## [What you have to do]
Write out the data exactly, please, and omit the pictures.

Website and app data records
*****

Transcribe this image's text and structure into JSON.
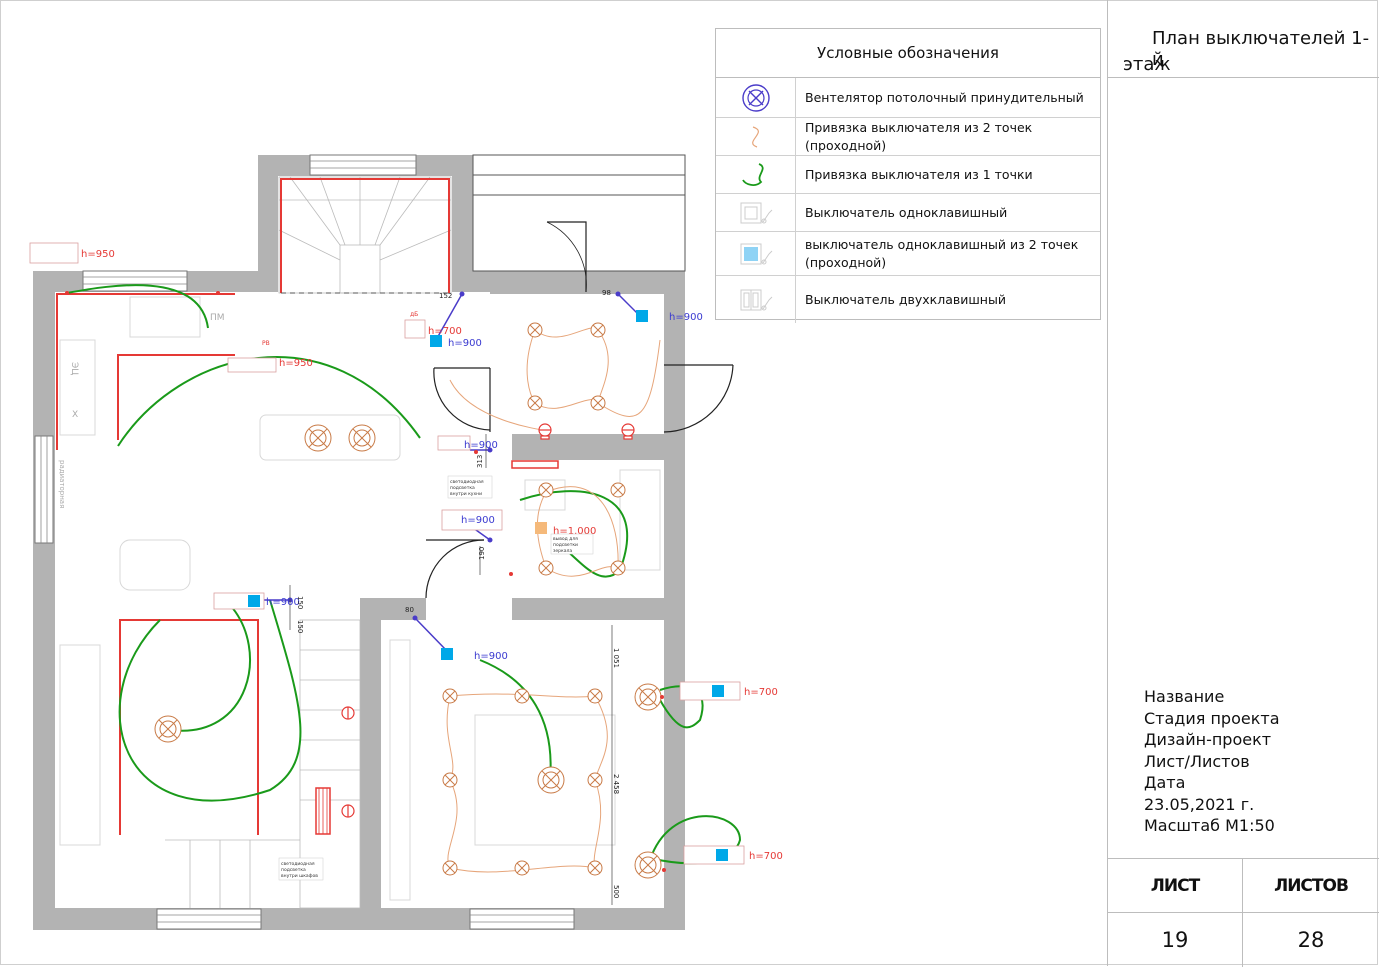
{
  "title_block": {
    "title_line1": "План выключателей 1-й",
    "title_line2": "этаж",
    "info_lines": [
      "Название",
      "Стадия проекта",
      "Дизайн-проект",
      "Лист/Листов",
      "Дата",
      "23.05,2021 г.",
      "Масштаб М1:50"
    ],
    "sheet_label": "ЛИСТ",
    "sheets_label": "ЛИСТОВ",
    "sheet_number": "19",
    "sheets_total": "28"
  },
  "legend": {
    "title": "Условные обозначения",
    "items": [
      {
        "symbol": "ceiling-fan-icon",
        "text": "Вентелятор потолочный принудительный"
      },
      {
        "symbol": "two-point-link-icon",
        "text": "Привязка выключателя из 2 точек (проходной)"
      },
      {
        "symbol": "one-point-link-icon",
        "text": "Привязка выключателя из 1 точки"
      },
      {
        "symbol": "single-switch-icon",
        "text": "Выключатель одноклавишный"
      },
      {
        "symbol": "passthrough-switch-icon",
        "text": "выключатель одноклавишный из 2 точек (проходной)"
      },
      {
        "symbol": "double-switch-icon",
        "text": "Выключатель двухклавишный"
      }
    ]
  },
  "plan": {
    "heights": [
      "h=950",
      "h=950",
      "h=700",
      "h=900",
      "h=900",
      "h=900",
      "h=900",
      "h=1.000",
      "h=900",
      "h=900",
      "h=700",
      "h=700"
    ],
    "dims": [
      "152",
      "98",
      "313",
      "190",
      "150",
      "150",
      "80",
      "1 051",
      "2 458",
      "500"
    ],
    "room_marks": [
      "ПМ",
      "ЭЦ",
      "X",
      "дБ",
      "РВ",
      "радиаторная"
    ],
    "notes": {
      "kitchen": [
        "светодиодная",
        "подсветка",
        "внутри кухни"
      ],
      "mirror": [
        "вывод для",
        "подсветки",
        "зеркала"
      ],
      "closet": [
        "светодиодная",
        "подсветка",
        "внутри шкафов"
      ]
    }
  },
  "colors": {
    "wall": "#b3b3b3",
    "one_point_link": "#1a9a1a",
    "two_point_link": "#e6a57a",
    "switch": "#00a8e8",
    "lamp": "#c87a46",
    "red_marks": "#e53935",
    "purple_link": "#4a3cc9"
  }
}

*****

## [Answer to this task]
Transcribe this image's text and structure into JSON.
{
  "title_block": {
    "title_line1": "План выключателей 1-й",
    "title_line2": "этаж",
    "info_lines": [
      "Название",
      "Стадия проекта",
      "Дизайн-проект",
      "Лист/Листов",
      "Дата",
      "23.05,2021 г.",
      "Масштаб М1:50"
    ],
    "sheet_label": "ЛИСТ",
    "sheets_label": "ЛИСТОВ",
    "sheet_number": "19",
    "sheets_total": "28"
  },
  "legend": {
    "title": "Условные обозначения",
    "items": [
      {
        "symbol": "ceiling-fan-icon",
        "text": "Вентелятор потолочный принудительный"
      },
      {
        "symbol": "two-point-link-icon",
        "text": "Привязка выключателя из 2 точек (проходной)"
      },
      {
        "symbol": "one-point-link-icon",
        "text": "Привязка выключателя из 1 точки"
      },
      {
        "symbol": "single-switch-icon",
        "text": "Выключатель одноклавишный"
      },
      {
        "symbol": "passthrough-switch-icon",
        "text": "выключатель одноклавишный из 2 точек (проходной)"
      },
      {
        "symbol": "double-switch-icon",
        "text": "Выключатель двухклавишный"
      }
    ]
  },
  "plan": {
    "heights": [
      "h=950",
      "h=950",
      "h=700",
      "h=900",
      "h=900",
      "h=900",
      "h=900",
      "h=1.000",
      "h=900",
      "h=900",
      "h=700",
      "h=700"
    ],
    "dims": [
      "152",
      "98",
      "313",
      "190",
      "150",
      "150",
      "80",
      "1 051",
      "2 458",
      "500"
    ],
    "room_marks": [
      "ПМ",
      "ЭЦ",
      "X",
      "дБ",
      "РВ",
      "радиаторная"
    ],
    "notes": {
      "kitchen": [
        "светодиодная",
        "подсветка",
        "внутри кухни"
      ],
      "mirror": [
        "вывод для",
        "подсветки",
        "зеркала"
      ],
      "closet": [
        "светодиодная",
        "подсветка",
        "внутри шкафов"
      ]
    }
  },
  "colors": {
    "wall": "#b3b3b3",
    "one_point_link": "#1a9a1a",
    "two_point_link": "#e6a57a",
    "switch": "#00a8e8",
    "lamp": "#c87a46",
    "red_marks": "#e53935",
    "purple_link": "#4a3cc9"
  }
}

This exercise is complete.